  • Do not breast feed while taking this medication.

Self-Care Tips:

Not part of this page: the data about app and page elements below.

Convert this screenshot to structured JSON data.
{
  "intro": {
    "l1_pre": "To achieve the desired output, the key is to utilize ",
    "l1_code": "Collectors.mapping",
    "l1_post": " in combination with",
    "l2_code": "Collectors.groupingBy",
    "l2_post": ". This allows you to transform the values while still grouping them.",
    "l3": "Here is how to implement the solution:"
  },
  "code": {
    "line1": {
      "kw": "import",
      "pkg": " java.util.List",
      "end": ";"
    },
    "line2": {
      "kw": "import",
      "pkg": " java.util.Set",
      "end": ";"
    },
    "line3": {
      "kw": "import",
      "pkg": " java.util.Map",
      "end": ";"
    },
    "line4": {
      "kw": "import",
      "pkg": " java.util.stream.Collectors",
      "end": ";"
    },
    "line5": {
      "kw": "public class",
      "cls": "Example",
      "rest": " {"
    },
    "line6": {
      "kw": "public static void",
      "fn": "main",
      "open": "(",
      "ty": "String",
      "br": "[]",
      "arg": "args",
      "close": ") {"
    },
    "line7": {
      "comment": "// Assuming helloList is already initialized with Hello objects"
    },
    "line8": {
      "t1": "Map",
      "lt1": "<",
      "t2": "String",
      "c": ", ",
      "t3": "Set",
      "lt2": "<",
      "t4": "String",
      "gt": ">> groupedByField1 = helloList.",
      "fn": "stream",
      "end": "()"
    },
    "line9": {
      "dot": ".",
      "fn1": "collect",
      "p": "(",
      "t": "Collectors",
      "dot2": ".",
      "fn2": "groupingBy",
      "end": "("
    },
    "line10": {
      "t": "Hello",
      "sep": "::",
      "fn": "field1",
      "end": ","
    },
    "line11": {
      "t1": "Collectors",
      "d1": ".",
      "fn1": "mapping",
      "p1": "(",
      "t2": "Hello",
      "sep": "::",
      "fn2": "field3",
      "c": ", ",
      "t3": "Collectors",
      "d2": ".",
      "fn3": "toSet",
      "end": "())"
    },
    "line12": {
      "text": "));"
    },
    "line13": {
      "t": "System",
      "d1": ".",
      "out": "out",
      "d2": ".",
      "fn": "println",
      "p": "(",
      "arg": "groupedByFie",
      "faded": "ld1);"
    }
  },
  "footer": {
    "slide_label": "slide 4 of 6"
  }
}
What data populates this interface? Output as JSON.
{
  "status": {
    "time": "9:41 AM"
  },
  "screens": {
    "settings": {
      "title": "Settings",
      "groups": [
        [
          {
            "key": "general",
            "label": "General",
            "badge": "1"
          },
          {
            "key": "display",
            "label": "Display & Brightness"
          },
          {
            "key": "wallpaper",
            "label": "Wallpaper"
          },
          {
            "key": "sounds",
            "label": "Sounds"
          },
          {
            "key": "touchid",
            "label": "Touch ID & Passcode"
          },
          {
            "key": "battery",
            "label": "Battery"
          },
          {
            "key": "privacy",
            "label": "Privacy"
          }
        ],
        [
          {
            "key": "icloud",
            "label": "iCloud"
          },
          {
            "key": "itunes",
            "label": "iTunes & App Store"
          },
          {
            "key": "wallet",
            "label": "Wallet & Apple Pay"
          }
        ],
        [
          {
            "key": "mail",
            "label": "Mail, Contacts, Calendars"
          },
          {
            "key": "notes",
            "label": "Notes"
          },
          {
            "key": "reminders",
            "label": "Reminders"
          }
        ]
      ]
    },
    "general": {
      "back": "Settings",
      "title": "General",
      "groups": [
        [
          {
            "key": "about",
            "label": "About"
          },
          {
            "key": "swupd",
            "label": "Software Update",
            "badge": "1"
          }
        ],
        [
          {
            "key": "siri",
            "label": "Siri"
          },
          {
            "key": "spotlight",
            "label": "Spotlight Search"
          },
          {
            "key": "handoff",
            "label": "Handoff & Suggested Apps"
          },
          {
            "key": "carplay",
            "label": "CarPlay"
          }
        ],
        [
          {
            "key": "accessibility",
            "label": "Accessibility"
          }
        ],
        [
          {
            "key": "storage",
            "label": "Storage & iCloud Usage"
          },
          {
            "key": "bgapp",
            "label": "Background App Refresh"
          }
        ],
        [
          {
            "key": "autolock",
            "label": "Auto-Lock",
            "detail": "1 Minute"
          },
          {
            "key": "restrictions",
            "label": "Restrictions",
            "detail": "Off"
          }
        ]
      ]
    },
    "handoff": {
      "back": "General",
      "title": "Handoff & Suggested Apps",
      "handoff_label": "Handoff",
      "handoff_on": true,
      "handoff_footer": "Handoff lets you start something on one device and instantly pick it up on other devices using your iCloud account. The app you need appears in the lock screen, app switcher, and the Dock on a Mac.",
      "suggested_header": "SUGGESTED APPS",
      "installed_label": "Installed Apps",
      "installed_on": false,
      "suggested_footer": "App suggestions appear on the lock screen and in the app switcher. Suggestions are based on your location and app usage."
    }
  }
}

  • CYRAMZA™ may cause temporary low blood pressure. If you are taking medication to reduce your blood pressure, check with your doctor or nurse as to whether you should take it as usual or not before the infusion.
  • You may experience shortness of breath, feel flushed or dizzy during the infusion. You will most likely receive medication before the infusion, and you will be closely monitored during the infusion.
  • For flu-like symptoms, keep warm with blankets and drink plenty of liquids. There are medications that can help reduce the discomfort caused by chills.
  • Drink 2 to 3 quarts of fluid for the first 48 hours after each infusion, unless you were told to restrict your fluid intake.
  • This medication infrequently causes nausea. But if you should experience nausea, take anti-nausea medications as prescribed by your doctor, and eat small, frequent meals. Sucking on lozenges and chewing gum may also help.
  • You may experience drowsiness or dizziness; avoid driving or engaging in tasks that require alertness until your response to the drug is known.
  • In general, drinking alcoholic beverages should be avoided. You should discuss this with your doctor.
  • Maintain good nutrition.
  • If you experience symptoms or side effects, be sure to discuss them with your health care team. They can prescribe medications and/or offer other suggestions that are effective in managing such problems.

Monitoring and Testing

You will be checked regularly by your health care provider while you are taking CYRAMZA™, to monitor side effects and check your response to therapy. Your blood pressure will be monitored routinely as high blood pressure may be a side effect of CYRAMZA™.

How This Drug Works:

CYRAMZA™ is classified as a monoclonal antibody. Monoclonal antibodies are a relatively new type of "targeted" cancer therapy.

Antibodies are an integral part of the body's immune system. Normally, the body creates antibodies in response to an antigen (such as a protein in a germ) that has entered the body. The antibodies attach to the antigen in order to mark it for destruction by the immune system.

To make anti-cancer monoclonal antibodies in the laboratory, scientists analyze specific antigens on the surface of cancer cells (the targets). Then, using animal and human proteins, they create a specific antibody that will attach to the target antigen on the cancer cells. When given to the patient, these monoclonal antibodies will attach to matching antigens like a key fits a lock.

Since monoclonal antibodies target only specific cells, they may cause less toxicity to healthy cells. Monoclonal antibody therapy is usually given only for cancers in which antigens (and the respective antibodies) have been identified already.

CYRAMZA™ is a monoclonal antibody that works by targeting and binding with the vascular endothelial growth factor receptor-2 (VEGFR-2) and blocks the activation of VEGF.

When VEGF is overexpressed, it can contribute to disease. Solid cancers cannot grow beyond a limited size without an adequate blood supply; cancers that can express VEGF are able to grow and metastasize. Drugs such as CYRAMZA™ can inhibit VEGF and control or slow down tumor growth by decreasing the blood supply to the tumor.

Note: We strongly encourage you to talk with your health care professional about your specific medical condition and treatments. The information contained in this website is meant to be helpful and educational, but is not a substitute for medical advice. is designed to provide the latest information about chemotherapy to patients and their families, caregivers and friends. For information about the 4th Angel Mentoring Program visit